- [Exercise goal]: Output all entries exactly as they appear and skip the pictures.
──────────────────────────────
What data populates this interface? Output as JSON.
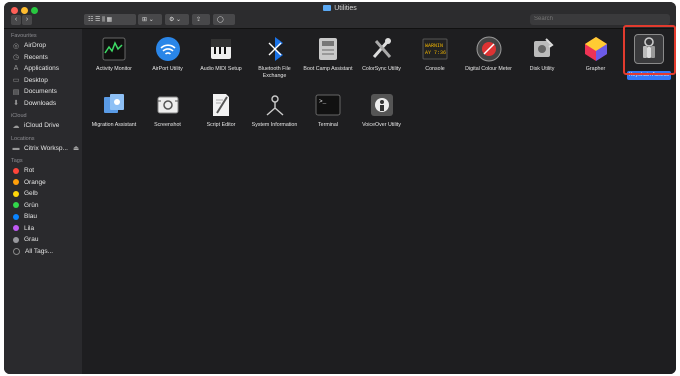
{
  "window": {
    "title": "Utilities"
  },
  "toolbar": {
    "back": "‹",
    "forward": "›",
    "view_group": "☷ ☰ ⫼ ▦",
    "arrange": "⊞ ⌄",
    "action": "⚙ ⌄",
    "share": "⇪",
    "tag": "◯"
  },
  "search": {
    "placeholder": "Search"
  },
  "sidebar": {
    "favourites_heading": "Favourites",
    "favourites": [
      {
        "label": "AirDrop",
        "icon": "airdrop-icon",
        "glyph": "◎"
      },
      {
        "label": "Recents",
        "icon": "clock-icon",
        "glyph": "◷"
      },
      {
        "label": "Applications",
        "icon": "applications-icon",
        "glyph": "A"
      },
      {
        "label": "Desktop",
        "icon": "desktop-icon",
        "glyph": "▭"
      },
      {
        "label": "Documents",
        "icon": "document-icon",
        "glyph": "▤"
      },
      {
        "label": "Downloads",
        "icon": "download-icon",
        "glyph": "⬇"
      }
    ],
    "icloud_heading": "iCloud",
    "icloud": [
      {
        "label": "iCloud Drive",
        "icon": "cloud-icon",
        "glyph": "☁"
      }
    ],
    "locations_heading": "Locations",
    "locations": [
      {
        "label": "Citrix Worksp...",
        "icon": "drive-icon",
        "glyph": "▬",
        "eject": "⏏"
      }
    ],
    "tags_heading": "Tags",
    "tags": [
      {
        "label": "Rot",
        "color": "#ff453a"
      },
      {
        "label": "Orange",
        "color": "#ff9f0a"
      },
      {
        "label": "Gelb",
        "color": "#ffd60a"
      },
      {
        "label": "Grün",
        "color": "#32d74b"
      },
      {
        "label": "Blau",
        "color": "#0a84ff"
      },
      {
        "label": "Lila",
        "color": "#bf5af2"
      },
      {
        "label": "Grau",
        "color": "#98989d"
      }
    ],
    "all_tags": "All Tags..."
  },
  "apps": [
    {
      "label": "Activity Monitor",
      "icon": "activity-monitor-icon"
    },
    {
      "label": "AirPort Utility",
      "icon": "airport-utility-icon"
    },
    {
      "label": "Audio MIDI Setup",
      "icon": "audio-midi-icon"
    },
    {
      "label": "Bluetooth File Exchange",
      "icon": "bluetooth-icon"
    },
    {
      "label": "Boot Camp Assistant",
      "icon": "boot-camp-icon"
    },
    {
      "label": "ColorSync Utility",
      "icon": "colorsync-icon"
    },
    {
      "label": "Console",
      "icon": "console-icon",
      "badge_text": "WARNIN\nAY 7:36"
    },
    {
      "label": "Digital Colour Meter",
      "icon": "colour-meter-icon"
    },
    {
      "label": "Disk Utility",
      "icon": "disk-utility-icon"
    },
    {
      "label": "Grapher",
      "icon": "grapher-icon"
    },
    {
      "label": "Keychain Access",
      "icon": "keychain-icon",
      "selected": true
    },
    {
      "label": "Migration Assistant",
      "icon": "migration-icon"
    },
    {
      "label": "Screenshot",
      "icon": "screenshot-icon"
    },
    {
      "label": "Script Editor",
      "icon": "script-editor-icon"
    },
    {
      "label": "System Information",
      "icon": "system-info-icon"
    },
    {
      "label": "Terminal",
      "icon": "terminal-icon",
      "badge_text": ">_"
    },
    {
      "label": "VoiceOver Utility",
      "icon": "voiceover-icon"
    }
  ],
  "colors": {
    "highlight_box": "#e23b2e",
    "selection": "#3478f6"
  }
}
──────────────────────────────
- [Solved problem]:
What data populates this interface? Output as JSON.
{
  "window": {
    "title": "Utilities"
  },
  "toolbar": {
    "back": "‹",
    "forward": "›",
    "view_group": "☷ ☰ ⫼ ▦",
    "arrange": "⊞ ⌄",
    "action": "⚙ ⌄",
    "share": "⇪",
    "tag": "◯"
  },
  "search": {
    "placeholder": "Search"
  },
  "sidebar": {
    "favourites_heading": "Favourites",
    "favourites": [
      {
        "label": "AirDrop",
        "icon": "airdrop-icon",
        "glyph": "◎"
      },
      {
        "label": "Recents",
        "icon": "clock-icon",
        "glyph": "◷"
      },
      {
        "label": "Applications",
        "icon": "applications-icon",
        "glyph": "A"
      },
      {
        "label": "Desktop",
        "icon": "desktop-icon",
        "glyph": "▭"
      },
      {
        "label": "Documents",
        "icon": "document-icon",
        "glyph": "▤"
      },
      {
        "label": "Downloads",
        "icon": "download-icon",
        "glyph": "⬇"
      }
    ],
    "icloud_heading": "iCloud",
    "icloud": [
      {
        "label": "iCloud Drive",
        "icon": "cloud-icon",
        "glyph": "☁"
      }
    ],
    "locations_heading": "Locations",
    "locations": [
      {
        "label": "Citrix Worksp...",
        "icon": "drive-icon",
        "glyph": "▬",
        "eject": "⏏"
      }
    ],
    "tags_heading": "Tags",
    "tags": [
      {
        "label": "Rot",
        "color": "#ff453a"
      },
      {
        "label": "Orange",
        "color": "#ff9f0a"
      },
      {
        "label": "Gelb",
        "color": "#ffd60a"
      },
      {
        "label": "Grün",
        "color": "#32d74b"
      },
      {
        "label": "Blau",
        "color": "#0a84ff"
      },
      {
        "label": "Lila",
        "color": "#bf5af2"
      },
      {
        "label": "Grau",
        "color": "#98989d"
      }
    ],
    "all_tags": "All Tags..."
  },
  "apps": [
    {
      "label": "Activity Monitor",
      "icon": "activity-monitor-icon"
    },
    {
      "label": "AirPort Utility",
      "icon": "airport-utility-icon"
    },
    {
      "label": "Audio MIDI Setup",
      "icon": "audio-midi-icon"
    },
    {
      "label": "Bluetooth File Exchange",
      "icon": "bluetooth-icon"
    },
    {
      "label": "Boot Camp Assistant",
      "icon": "boot-camp-icon"
    },
    {
      "label": "ColorSync Utility",
      "icon": "colorsync-icon"
    },
    {
      "label": "Console",
      "icon": "console-icon",
      "badge_text": "WARNIN\nAY 7:36"
    },
    {
      "label": "Digital Colour Meter",
      "icon": "colour-meter-icon"
    },
    {
      "label": "Disk Utility",
      "icon": "disk-utility-icon"
    },
    {
      "label": "Grapher",
      "icon": "grapher-icon"
    },
    {
      "label": "Keychain Access",
      "icon": "keychain-icon",
      "selected": true
    },
    {
      "label": "Migration Assistant",
      "icon": "migration-icon"
    },
    {
      "label": "Screenshot",
      "icon": "screenshot-icon"
    },
    {
      "label": "Script Editor",
      "icon": "script-editor-icon"
    },
    {
      "label": "System Information",
      "icon": "system-info-icon"
    },
    {
      "label": "Terminal",
      "icon": "terminal-icon",
      "badge_text": ">_"
    },
    {
      "label": "VoiceOver Utility",
      "icon": "voiceover-icon"
    }
  ],
  "colors": {
    "highlight_box": "#e23b2e",
    "selection": "#3478f6"
  }
}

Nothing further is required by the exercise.